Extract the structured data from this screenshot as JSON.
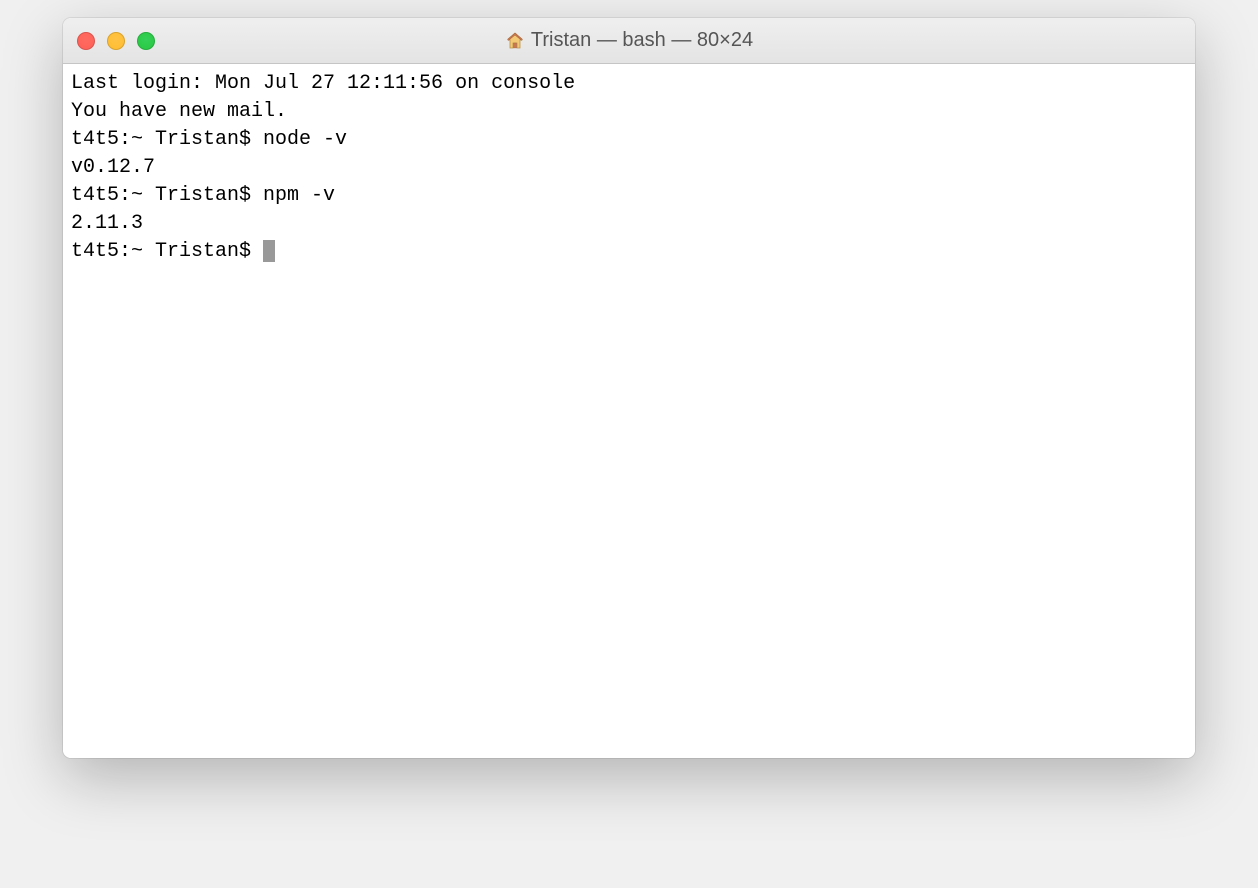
{
  "window": {
    "title": "Tristan — bash — 80×24"
  },
  "terminal": {
    "lines": [
      "Last login: Mon Jul 27 12:11:56 on console",
      "You have new mail.",
      "t4t5:~ Tristan$ node -v",
      "v0.12.7",
      "t4t5:~ Tristan$ npm -v",
      "2.11.3"
    ],
    "current_prompt": "t4t5:~ Tristan$ "
  }
}
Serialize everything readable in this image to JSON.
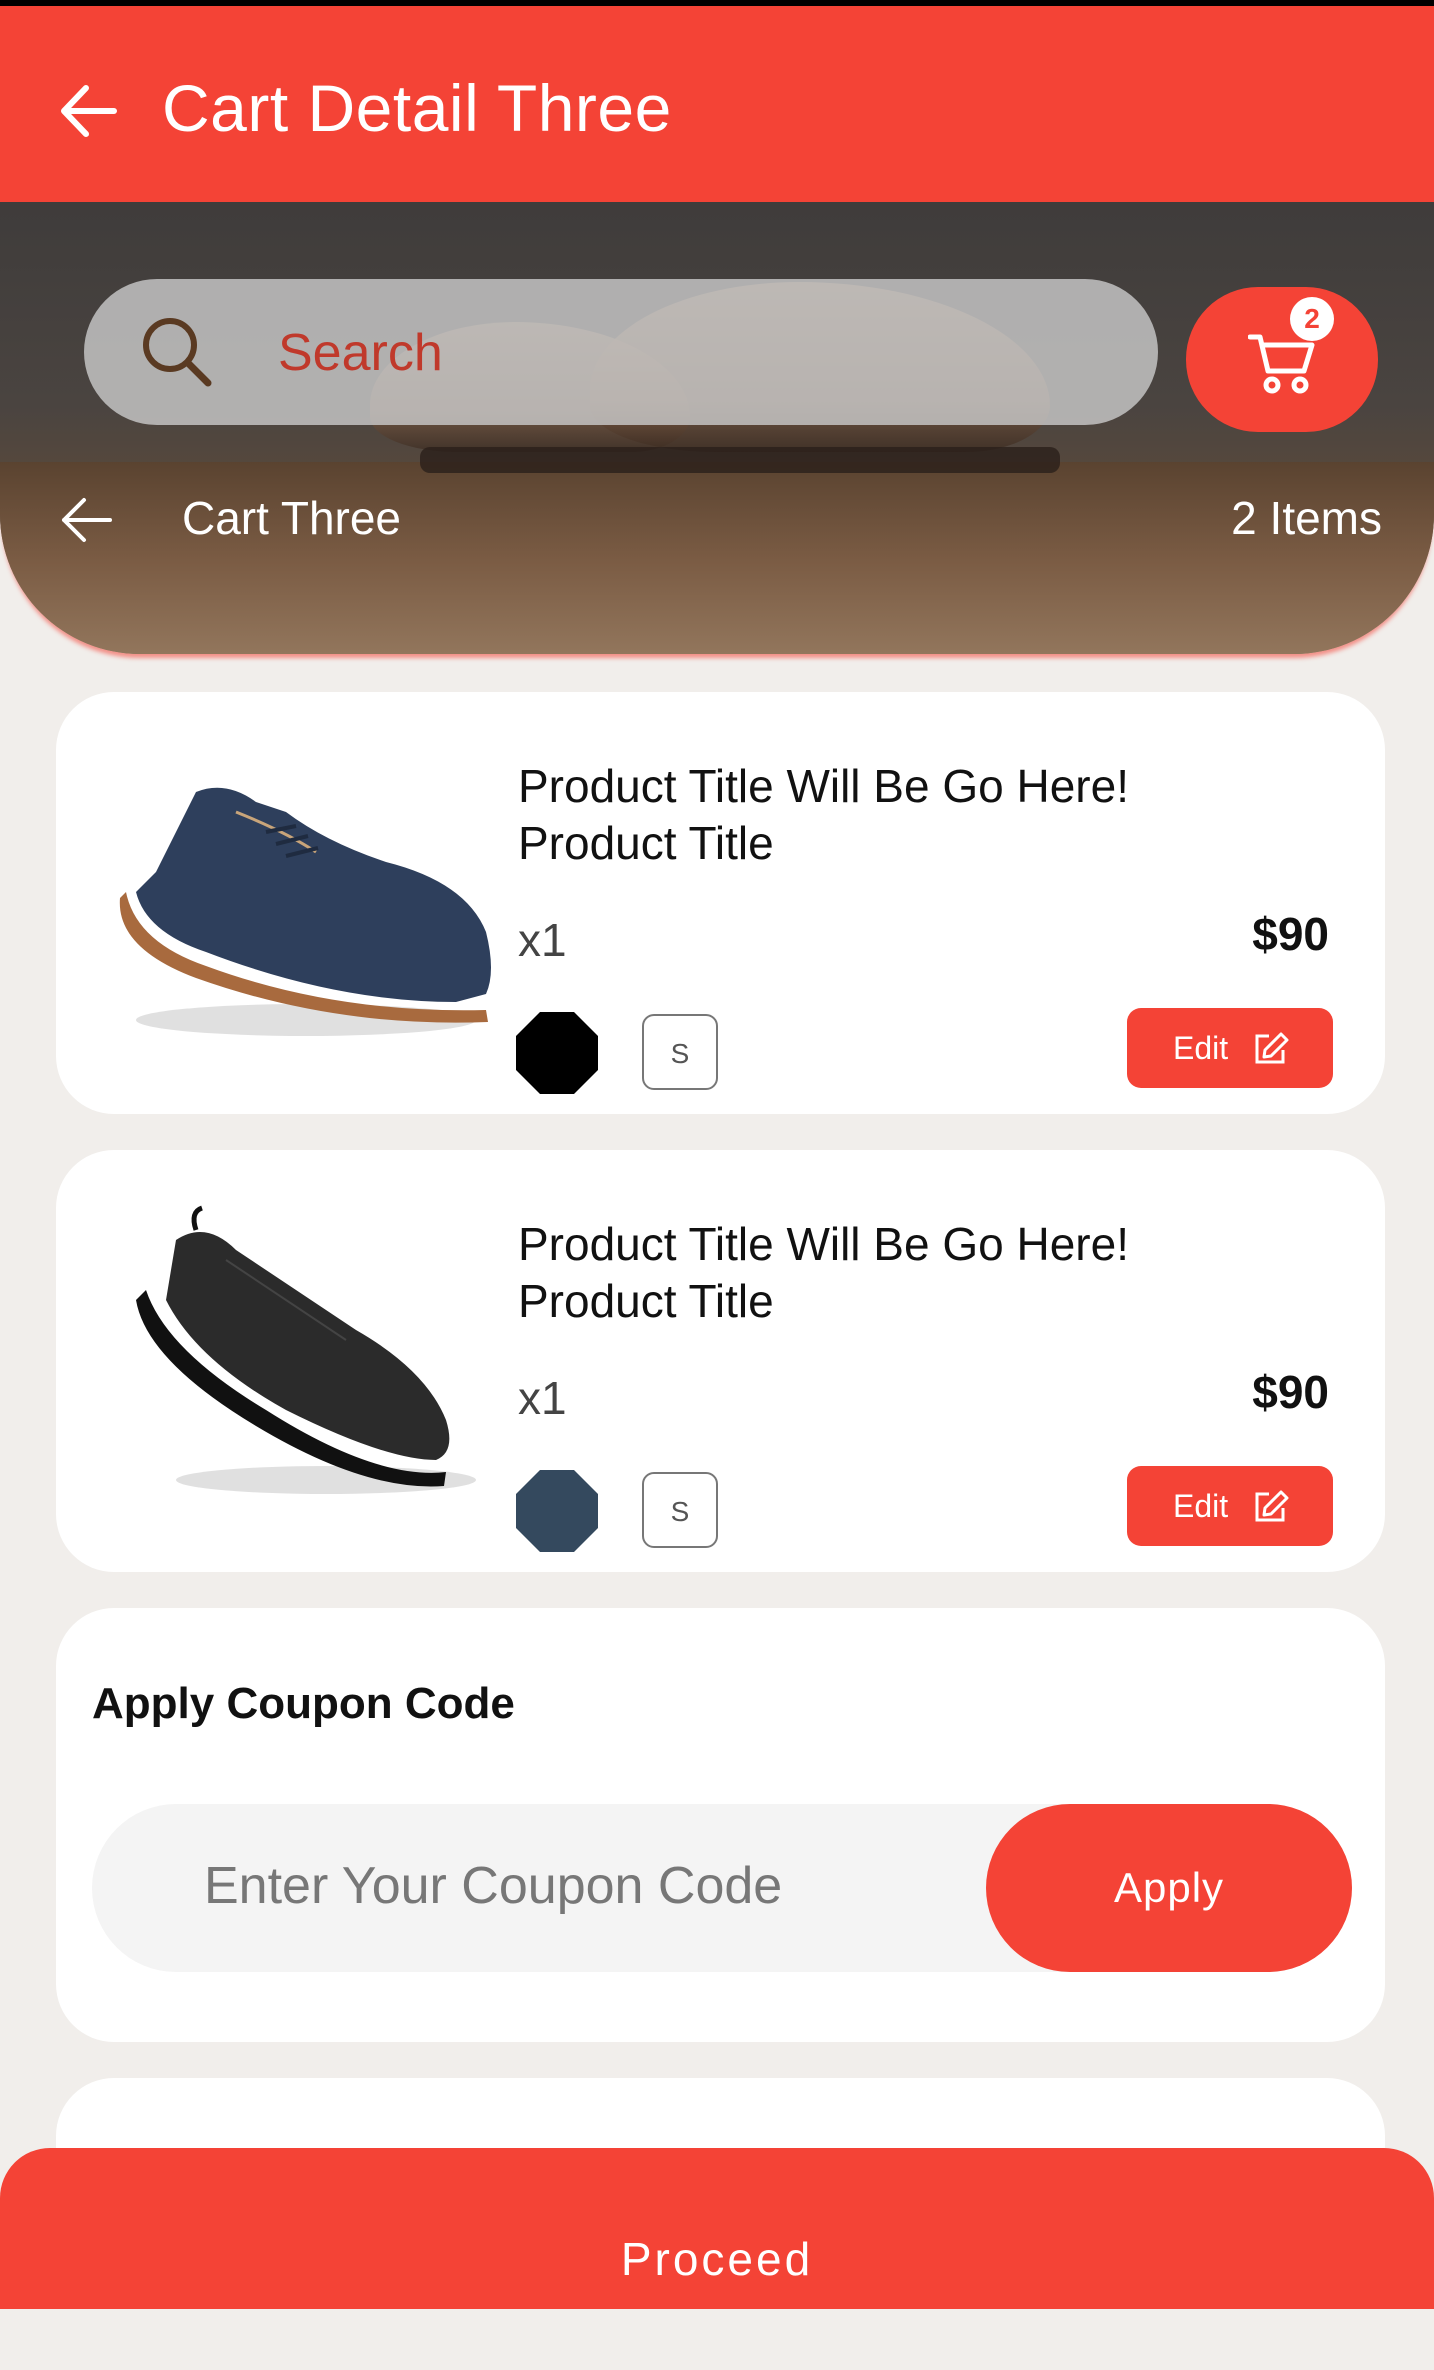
{
  "appbar": {
    "title": "Cart Detail Three",
    "back_icon": "arrow-left-icon"
  },
  "search": {
    "placeholder": "Search",
    "icon": "search-icon"
  },
  "cart": {
    "badge_count": "2",
    "icon": "cart-icon"
  },
  "subnav": {
    "title": "Cart Three",
    "count": "2 Items",
    "back_icon": "arrow-left-icon"
  },
  "products": [
    {
      "title": "Product Title Will Be Go Here! Product Title",
      "qty": "x1",
      "price": "$90",
      "size": "S",
      "color": "#000000",
      "edit_label": "Edit"
    },
    {
      "title": "Product Title Will Be Go Here! Product Title",
      "qty": "x1",
      "price": "$90",
      "size": "S",
      "color": "#34495e",
      "edit_label": "Edit"
    }
  ],
  "coupon": {
    "title": "Apply Coupon Code",
    "placeholder": "Enter Your Coupon Code",
    "apply_label": "Apply"
  },
  "footer": {
    "proceed_label": "Proceed"
  },
  "colors": {
    "accent": "#f44336",
    "background": "#f1eeeb"
  }
}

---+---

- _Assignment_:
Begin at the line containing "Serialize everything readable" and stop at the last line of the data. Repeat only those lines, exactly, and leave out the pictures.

- _Result for this task_:
Serialize everything readable in this image to JSON.
{
  "appbar": {
    "title": "Cart Detail Three",
    "back_icon": "arrow-left-icon"
  },
  "search": {
    "placeholder": "Search",
    "icon": "search-icon"
  },
  "cart": {
    "badge_count": "2",
    "icon": "cart-icon"
  },
  "subnav": {
    "title": "Cart Three",
    "count": "2 Items",
    "back_icon": "arrow-left-icon"
  },
  "products": [
    {
      "title": "Product Title Will Be Go Here! Product Title",
      "qty": "x1",
      "price": "$90",
      "size": "S",
      "color": "#000000",
      "edit_label": "Edit"
    },
    {
      "title": "Product Title Will Be Go Here! Product Title",
      "qty": "x1",
      "price": "$90",
      "size": "S",
      "color": "#34495e",
      "edit_label": "Edit"
    }
  ],
  "coupon": {
    "title": "Apply Coupon Code",
    "placeholder": "Enter Your Coupon Code",
    "apply_label": "Apply"
  },
  "footer": {
    "proceed_label": "Proceed"
  },
  "colors": {
    "accent": "#f44336",
    "background": "#f1eeeb"
  }
}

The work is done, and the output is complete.